A stunning $5.3 trillion in goods cross South China Sea every year, and as we previously explained, 190 trillion cubic feet of gas reserves sit below the ocean floor - enough to replace China's natural gas imports for over a century - so it is hardly surprising that the world's largest importer of oil wants control of such a critical region.
As Bloomberg illustrates in these 10 incredible graphics, everyone has a claim on the same territory and tensions are rising. “The Chinese believe they have the right to be a great power,” said Richard Bitzinger, a senior fellow at the S. Rajaratnam School of International Studies in Singapore. “What we are seeing is a hardening of China’s stance about its place in the world.”

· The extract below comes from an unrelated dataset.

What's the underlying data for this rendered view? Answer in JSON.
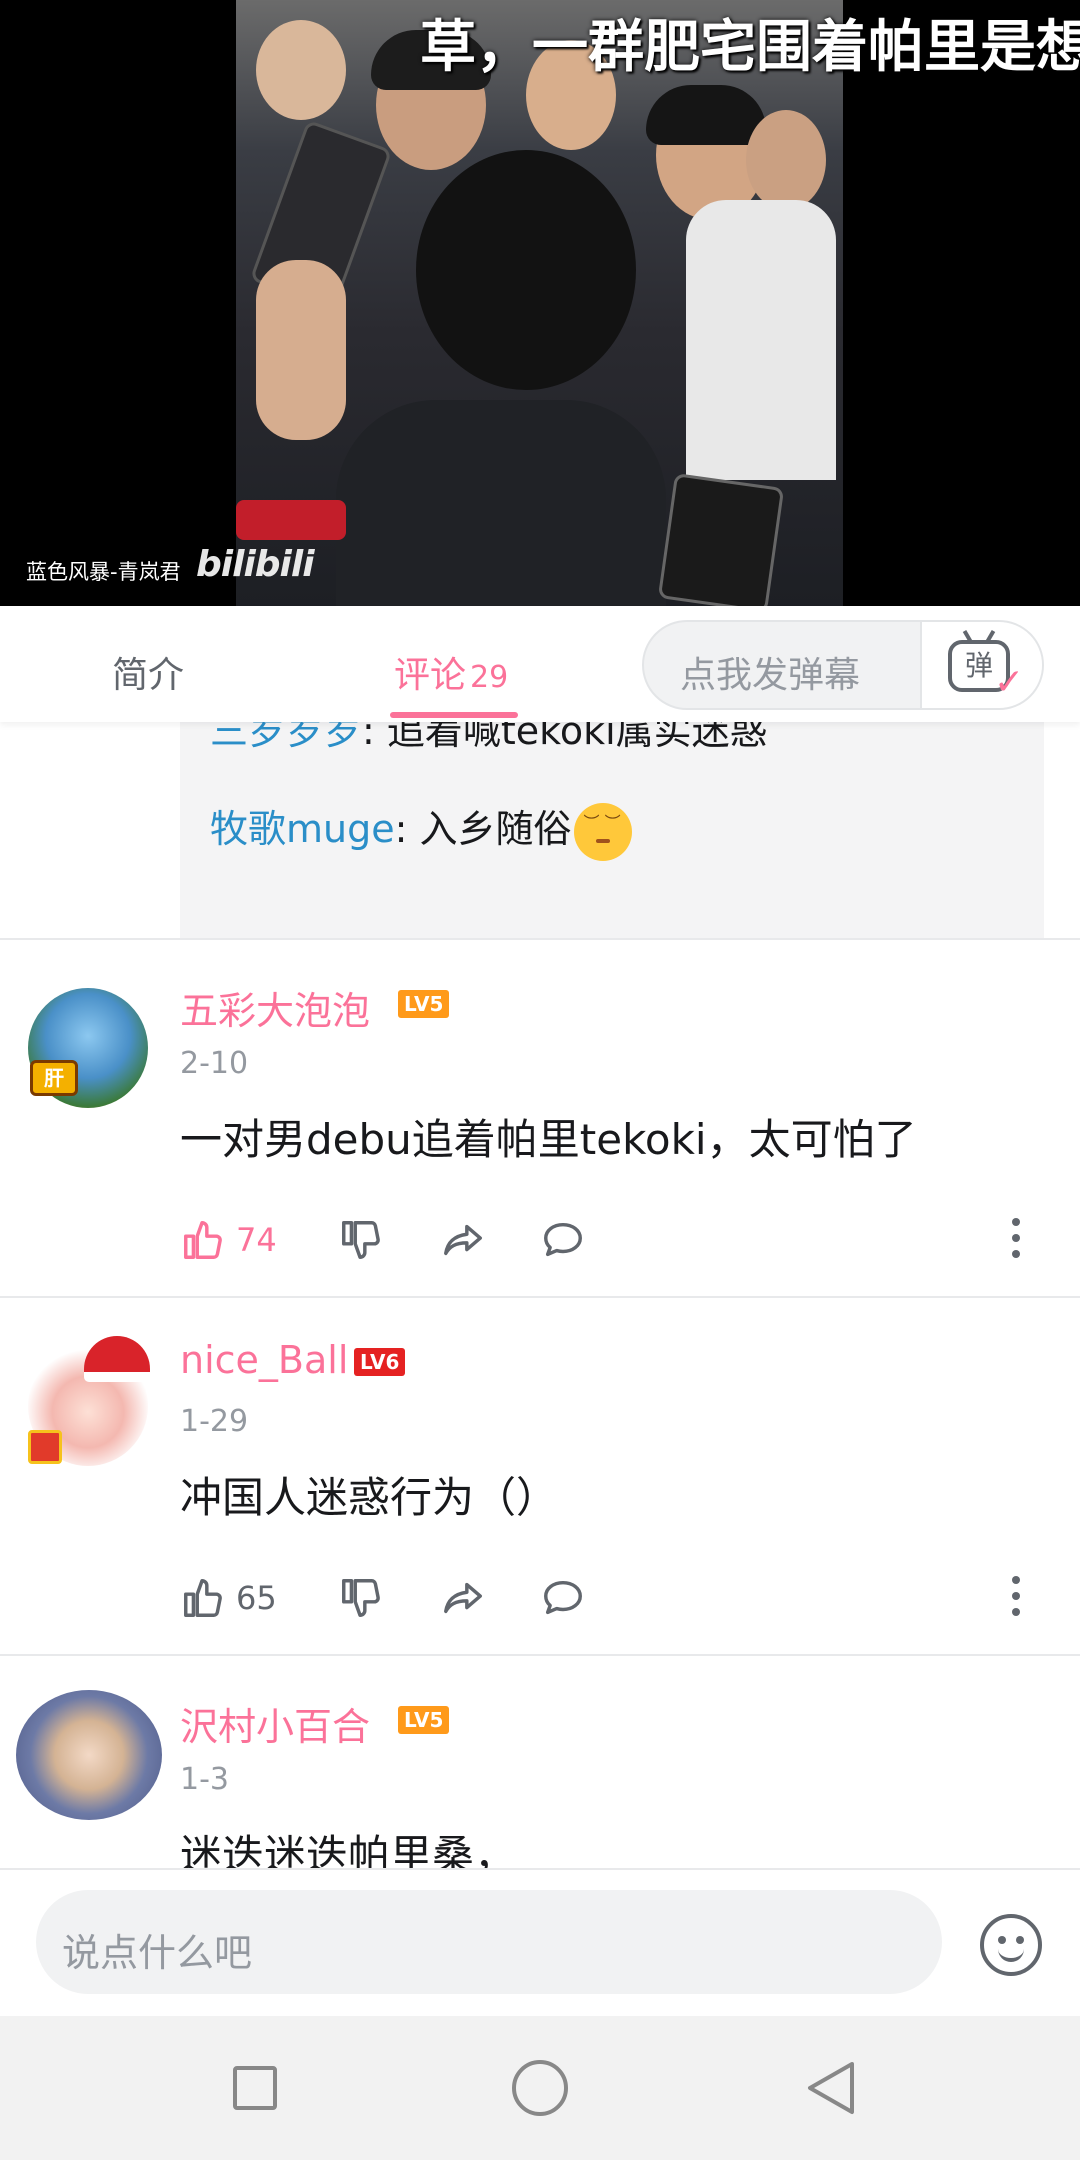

What's at stake...
The ambitions of China’s leaders don’t stop at the nine-dash line.
“China’s ultimate long-term goal is to obtain parity with U.S. naval capacity in the Pacific,” said Willy Wo-Lap Lam, adjunct professor at the Centre for China Studies at the Chinese University of Hong Kong. “This is a long-term proposition. At this stage the Chinese understand they don’t have the capacity to take on the U.S. head-on.”
“China is testing the limits of America’s alliance relationships in Asia,” said Storey. “By pushing and probing and essentially showing that the U.S. isn’t willing to respond to these provocations, it is undermining those alliances and hence ultimately U.S. credibility and U.S. power over the long term.”
There are two schools of thought on the eventual outcome of China’s ascendancy, according to Rory Medcalf, director of the International Security Program at the Lowy Institute for International Policy in Sydney.
One argues that dominance of the South China Sea is an inevitable outcome of China’s economic and military expansion. The other says that China will have to curb its ambitions or risk provoking a conflict, even war, which could draw in the U.S.
It’s not possible to judge which scenario ends up proving right, said Medcalf. “The story is only beginning.”